Well this was a first for me and I pulled my manual out, and looked at the little tire wrench and the little temporary they give you, but soon realized that I had no interest in playing “Kiss my Butt” with all the semis driving past. I called 911 who sent a tow truck out to haul that selfsame butt to a tire place to get butt’s tire fixed. Seems I ran over a nail somewhere. Also seems that if I had continued as I was in the bad weather, according to the tire person, I might have run into considerable problems.

Thank you, Mr. Truck Driver, who ever and where ever you are.

Getting home yesterday later than expected and tired, I do what I usually do in the evenings and caught up with the weblogs I enjoy reading, including Loren Webster’s It was the Worst of Times, following from his earlier It was the Best of Times. In his first essay, Loren talks about Christmas past when he was a child and getting his first train one morning, and the joy he felt, and I felt tears in my eyes because I remember that same type of Christmas, but in my case it was a tricycle. I then read his second essay where he talks about Christmas spent in sadness and despair, in pain and in loss. He writes:

Unfortunately, I have even had some relatively sad Christmases after these two, Christmases without parents who had recently died, Christmases without children who were on the other side of the state. By now, Christmas has been permanently tinged with bittersweet memories that are now as much a part of the day as the magical moments I spent in the comfort of my parents’ home, untouched by divorce or tragedy for nearly twenty-two years.

Bittersweet memories. It was as if Loren had reached into the core of me and exposed the sadness and loneliness I was feeling as the holiday approached, bringing with it faint shadows of happier Christmases past; forcing me to face my increasingly dark mood.

Each year at this time, whether we will it or not, Christmas memories are exposed, laid out until the beginning of our time like the rings of a tree blasted down by lightening but never dying: this year was a good year, that year was not. But I didn’t want to look at Christmas this year, or to add another sad Christmas memory.
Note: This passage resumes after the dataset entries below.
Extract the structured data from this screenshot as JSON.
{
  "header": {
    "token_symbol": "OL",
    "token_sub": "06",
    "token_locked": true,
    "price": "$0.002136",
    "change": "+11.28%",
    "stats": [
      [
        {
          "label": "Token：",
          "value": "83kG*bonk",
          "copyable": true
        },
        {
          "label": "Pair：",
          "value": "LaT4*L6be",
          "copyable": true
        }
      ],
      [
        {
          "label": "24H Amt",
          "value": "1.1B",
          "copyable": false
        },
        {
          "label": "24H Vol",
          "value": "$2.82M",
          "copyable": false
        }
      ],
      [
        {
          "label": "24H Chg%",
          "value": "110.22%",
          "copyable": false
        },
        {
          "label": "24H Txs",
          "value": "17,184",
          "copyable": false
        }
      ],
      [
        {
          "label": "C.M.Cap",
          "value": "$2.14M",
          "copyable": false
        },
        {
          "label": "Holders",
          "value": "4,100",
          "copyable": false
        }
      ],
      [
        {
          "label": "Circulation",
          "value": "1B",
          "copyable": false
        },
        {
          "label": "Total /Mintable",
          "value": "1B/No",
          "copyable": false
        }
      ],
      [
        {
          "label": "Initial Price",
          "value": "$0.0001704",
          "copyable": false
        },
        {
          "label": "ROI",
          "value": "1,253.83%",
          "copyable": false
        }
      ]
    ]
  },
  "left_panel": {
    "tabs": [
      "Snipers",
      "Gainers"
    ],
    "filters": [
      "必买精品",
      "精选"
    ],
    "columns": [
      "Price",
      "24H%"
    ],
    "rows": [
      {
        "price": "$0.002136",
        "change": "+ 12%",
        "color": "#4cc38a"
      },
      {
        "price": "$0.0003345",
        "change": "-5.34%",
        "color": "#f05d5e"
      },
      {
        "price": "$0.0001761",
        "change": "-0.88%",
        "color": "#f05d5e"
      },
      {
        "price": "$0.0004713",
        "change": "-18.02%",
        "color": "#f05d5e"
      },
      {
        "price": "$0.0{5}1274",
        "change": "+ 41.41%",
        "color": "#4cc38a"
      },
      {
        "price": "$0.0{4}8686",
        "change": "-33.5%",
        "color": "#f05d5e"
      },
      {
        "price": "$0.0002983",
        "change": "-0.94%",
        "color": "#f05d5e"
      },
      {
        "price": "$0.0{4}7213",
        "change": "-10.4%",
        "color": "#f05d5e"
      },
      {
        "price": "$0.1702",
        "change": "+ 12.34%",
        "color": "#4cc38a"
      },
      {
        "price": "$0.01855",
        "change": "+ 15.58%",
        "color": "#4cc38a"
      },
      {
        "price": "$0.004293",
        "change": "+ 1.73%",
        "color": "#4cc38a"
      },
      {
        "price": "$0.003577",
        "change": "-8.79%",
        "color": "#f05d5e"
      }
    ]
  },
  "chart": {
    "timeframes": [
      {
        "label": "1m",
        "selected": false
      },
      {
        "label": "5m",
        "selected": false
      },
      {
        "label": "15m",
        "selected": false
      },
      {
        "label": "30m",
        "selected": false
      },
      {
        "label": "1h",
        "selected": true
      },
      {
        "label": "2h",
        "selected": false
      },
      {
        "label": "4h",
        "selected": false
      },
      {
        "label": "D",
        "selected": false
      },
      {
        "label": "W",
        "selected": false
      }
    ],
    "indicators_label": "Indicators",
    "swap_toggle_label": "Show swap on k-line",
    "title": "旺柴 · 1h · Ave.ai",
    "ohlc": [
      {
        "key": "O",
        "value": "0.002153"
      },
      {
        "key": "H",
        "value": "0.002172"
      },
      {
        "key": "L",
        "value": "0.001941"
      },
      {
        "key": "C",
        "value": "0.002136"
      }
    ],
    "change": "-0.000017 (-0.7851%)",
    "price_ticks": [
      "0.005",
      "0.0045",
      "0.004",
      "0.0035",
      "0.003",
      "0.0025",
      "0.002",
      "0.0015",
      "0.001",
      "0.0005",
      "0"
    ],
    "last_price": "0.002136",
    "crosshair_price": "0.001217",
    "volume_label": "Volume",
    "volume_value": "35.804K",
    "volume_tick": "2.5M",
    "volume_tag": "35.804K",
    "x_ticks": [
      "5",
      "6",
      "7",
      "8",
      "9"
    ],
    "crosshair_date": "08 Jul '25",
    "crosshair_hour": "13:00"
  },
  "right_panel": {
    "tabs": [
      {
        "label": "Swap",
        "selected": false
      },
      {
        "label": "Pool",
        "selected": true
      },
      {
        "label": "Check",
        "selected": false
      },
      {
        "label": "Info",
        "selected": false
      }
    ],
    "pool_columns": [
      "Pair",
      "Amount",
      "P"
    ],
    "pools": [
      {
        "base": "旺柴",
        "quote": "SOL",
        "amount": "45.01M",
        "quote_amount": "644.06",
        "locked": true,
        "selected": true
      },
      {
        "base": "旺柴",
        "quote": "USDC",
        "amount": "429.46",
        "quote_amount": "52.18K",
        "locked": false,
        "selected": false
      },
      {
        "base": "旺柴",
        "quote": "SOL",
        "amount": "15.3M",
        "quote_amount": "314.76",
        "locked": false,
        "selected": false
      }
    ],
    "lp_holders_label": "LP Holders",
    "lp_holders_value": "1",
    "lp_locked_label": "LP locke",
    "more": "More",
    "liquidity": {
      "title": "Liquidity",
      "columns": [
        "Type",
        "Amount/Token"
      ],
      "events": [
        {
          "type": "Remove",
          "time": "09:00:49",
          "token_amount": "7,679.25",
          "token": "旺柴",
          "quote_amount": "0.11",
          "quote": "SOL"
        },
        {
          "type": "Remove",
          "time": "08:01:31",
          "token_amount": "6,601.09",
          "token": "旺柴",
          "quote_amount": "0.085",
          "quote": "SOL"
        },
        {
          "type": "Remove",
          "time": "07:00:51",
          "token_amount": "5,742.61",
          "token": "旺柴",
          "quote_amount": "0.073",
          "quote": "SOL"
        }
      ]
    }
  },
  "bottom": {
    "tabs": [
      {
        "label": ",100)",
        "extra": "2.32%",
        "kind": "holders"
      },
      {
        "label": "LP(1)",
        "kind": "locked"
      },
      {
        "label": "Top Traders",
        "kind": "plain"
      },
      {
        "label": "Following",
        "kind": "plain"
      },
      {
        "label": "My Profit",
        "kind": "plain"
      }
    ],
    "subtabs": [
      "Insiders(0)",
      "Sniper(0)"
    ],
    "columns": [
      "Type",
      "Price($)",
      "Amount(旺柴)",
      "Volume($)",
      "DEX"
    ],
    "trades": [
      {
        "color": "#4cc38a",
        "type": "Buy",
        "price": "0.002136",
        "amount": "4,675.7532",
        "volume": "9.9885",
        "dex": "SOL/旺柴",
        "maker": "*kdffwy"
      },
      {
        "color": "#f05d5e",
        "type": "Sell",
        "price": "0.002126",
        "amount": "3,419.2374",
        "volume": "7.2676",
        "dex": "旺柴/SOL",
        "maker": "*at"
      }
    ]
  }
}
I sorrow with friends at their losses this year – Doug losing his father, Liz losing her brother-in-law – and I kick a bit because it doesn’t seem fair that these losses should happen now. However, as much as I felt sorrow for Doug and Liz, I felt pity for myself, more, and this is a darksome thing at any time of year, much less Christmas.

Isn’t there some kind of life guarantee, that Christmas is only supposed to be happy?

At times, life’s bitter threatens to overwhelm us with the sadness and the loss and the despair, but there is something within us, that echo of the child on Christmas morning, or the beginning of Chanukah, or the feasts of Eid al-Adha, or Dewali, or Kwanzaa, or the Lunar New Year, that brings with it the hope and the joy: the sweet that complements the sadness, as the sadness complements the sweet. Though joy is, as Loren writes so beautifully, fragile and ephemeral, it is enough. It must be enough.

No guarantees with life, you get what you’re given, including bitter events thrown our way, like the nail in my path on the road. But just as with my guardian angel warning me of my flat, or a train on Christmas morning, life also throws us joy and hope and goodness. We have no control over life’s losses or disappointments or gifts; the only control we have is how we live: whether we choose to embrace the bitter, or the sweet. Ultimately, that is the measure of all of us.

I will spend my Christmas on the road, alone, this year and this memory will form another ring and overall add to the texture of a life – and this is good and a gift. First, though, I have to get my tires checked and make sure they can handle a long journey – that the repair will hold, though I have no doubts it is good.

When my tire was repaired, the person who fixed it brought me the nail they found. He chuckled a bit when he pointed out the shape of the nail, which I decided to keep, as a memento.